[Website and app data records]
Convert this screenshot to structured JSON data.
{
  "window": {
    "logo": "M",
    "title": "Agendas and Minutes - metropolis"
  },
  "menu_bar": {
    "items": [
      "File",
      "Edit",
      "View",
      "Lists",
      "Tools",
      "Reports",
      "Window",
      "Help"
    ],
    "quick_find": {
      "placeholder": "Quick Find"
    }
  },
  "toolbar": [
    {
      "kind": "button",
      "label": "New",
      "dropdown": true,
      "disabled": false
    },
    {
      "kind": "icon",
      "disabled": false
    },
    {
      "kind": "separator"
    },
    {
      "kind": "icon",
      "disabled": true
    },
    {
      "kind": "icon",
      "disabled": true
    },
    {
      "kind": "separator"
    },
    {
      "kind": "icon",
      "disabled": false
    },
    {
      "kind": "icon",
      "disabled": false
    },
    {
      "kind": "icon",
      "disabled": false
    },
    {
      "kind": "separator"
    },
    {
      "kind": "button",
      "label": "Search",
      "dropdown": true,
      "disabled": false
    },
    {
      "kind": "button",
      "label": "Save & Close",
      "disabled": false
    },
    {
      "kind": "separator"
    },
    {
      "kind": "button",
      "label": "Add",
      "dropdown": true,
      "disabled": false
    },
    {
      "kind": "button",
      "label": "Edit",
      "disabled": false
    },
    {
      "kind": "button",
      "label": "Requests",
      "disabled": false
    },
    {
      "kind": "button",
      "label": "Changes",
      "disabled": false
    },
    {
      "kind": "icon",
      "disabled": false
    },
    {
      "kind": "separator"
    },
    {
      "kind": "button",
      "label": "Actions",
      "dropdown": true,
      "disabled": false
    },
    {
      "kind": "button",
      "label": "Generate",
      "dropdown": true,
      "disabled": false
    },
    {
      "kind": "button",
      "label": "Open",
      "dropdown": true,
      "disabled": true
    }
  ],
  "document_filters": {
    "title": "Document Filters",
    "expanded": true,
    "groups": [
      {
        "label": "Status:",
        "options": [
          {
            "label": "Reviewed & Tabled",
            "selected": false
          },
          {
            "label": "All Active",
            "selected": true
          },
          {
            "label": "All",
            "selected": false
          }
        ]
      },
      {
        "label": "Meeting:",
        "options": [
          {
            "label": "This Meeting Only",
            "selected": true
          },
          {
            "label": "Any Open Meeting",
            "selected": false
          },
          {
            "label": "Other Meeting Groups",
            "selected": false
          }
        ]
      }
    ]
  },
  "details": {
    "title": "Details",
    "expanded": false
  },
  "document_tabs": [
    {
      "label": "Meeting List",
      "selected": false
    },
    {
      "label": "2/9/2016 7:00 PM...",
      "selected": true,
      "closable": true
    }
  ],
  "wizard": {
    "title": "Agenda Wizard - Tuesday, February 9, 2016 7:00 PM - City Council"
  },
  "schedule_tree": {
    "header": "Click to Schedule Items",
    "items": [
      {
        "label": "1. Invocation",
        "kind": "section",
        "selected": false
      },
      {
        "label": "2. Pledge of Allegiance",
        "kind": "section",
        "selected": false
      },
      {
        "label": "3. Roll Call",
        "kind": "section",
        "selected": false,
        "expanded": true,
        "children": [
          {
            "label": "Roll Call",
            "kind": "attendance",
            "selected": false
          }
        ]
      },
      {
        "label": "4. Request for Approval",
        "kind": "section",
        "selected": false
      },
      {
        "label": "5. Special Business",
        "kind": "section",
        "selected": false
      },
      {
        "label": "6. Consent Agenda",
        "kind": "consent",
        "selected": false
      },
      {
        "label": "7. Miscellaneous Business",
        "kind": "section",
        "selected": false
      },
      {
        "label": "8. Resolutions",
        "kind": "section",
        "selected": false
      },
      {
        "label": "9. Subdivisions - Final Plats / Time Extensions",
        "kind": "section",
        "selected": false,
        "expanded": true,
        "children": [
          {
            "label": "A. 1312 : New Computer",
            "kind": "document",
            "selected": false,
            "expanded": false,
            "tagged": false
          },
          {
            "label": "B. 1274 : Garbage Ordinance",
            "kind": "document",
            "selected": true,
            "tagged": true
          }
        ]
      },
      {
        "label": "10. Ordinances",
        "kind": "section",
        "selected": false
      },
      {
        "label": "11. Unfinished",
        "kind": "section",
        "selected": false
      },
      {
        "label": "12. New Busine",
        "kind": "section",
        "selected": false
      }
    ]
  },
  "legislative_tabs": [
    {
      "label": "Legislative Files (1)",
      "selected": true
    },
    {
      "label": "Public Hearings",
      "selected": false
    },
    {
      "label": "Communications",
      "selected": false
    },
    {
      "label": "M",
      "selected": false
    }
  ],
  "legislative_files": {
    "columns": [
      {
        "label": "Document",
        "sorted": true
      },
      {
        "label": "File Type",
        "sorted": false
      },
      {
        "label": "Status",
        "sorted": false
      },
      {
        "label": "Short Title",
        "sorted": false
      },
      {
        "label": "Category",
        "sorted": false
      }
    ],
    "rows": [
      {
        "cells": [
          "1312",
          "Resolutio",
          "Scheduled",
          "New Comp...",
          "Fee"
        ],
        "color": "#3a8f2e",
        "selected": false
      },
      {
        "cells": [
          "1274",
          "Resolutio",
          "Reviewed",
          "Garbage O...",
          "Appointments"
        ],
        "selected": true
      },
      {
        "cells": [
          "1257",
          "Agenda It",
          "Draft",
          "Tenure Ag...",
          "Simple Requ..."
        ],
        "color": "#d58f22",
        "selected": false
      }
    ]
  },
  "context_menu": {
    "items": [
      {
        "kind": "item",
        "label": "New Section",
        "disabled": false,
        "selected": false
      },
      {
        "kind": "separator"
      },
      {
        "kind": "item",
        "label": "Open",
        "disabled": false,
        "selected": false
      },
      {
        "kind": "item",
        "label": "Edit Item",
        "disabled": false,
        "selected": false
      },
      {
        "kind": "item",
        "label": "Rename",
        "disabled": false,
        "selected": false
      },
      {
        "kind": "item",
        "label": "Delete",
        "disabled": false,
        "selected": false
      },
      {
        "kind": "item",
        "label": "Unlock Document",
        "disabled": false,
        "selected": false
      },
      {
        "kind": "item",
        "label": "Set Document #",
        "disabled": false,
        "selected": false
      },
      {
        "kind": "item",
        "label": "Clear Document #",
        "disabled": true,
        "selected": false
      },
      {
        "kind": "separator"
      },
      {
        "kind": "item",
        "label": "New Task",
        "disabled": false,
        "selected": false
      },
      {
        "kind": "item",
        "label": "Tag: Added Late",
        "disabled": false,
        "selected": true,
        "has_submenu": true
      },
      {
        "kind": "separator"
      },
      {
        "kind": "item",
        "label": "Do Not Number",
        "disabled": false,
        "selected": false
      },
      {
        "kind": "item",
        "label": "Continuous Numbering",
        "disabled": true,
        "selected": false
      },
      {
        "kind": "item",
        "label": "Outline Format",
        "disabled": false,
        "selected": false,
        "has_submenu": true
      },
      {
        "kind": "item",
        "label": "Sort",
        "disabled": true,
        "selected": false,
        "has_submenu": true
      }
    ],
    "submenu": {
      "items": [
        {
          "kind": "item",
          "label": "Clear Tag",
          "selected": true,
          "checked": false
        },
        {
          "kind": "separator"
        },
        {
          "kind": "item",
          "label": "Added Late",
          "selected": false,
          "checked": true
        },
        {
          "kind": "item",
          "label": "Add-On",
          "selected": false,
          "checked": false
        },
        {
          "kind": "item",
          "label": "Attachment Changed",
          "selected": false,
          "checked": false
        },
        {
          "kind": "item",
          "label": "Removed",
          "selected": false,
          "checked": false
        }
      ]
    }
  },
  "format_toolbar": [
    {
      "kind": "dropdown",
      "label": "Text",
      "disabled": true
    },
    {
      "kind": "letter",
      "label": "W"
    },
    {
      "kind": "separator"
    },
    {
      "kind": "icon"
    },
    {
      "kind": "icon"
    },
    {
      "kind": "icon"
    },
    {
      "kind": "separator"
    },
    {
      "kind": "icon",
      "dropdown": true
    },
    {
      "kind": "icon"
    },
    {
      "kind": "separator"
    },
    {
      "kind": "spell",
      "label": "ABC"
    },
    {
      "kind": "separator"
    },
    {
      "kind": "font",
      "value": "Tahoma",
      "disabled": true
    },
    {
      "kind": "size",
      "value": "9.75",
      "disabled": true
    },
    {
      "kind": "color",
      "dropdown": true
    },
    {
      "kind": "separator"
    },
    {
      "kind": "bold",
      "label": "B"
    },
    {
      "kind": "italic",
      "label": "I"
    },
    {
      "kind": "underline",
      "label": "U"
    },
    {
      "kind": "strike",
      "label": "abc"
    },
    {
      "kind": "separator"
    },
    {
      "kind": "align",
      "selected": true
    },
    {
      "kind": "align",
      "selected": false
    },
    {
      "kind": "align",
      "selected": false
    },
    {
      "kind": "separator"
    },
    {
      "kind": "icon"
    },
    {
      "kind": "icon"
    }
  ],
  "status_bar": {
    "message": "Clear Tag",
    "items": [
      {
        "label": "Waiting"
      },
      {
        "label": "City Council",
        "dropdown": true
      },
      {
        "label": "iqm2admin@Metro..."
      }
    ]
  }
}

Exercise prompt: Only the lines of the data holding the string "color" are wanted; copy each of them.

Answer to this task:
        "color": "#3a8f2e",
        "color": "#d58f22",
      "kind": "color",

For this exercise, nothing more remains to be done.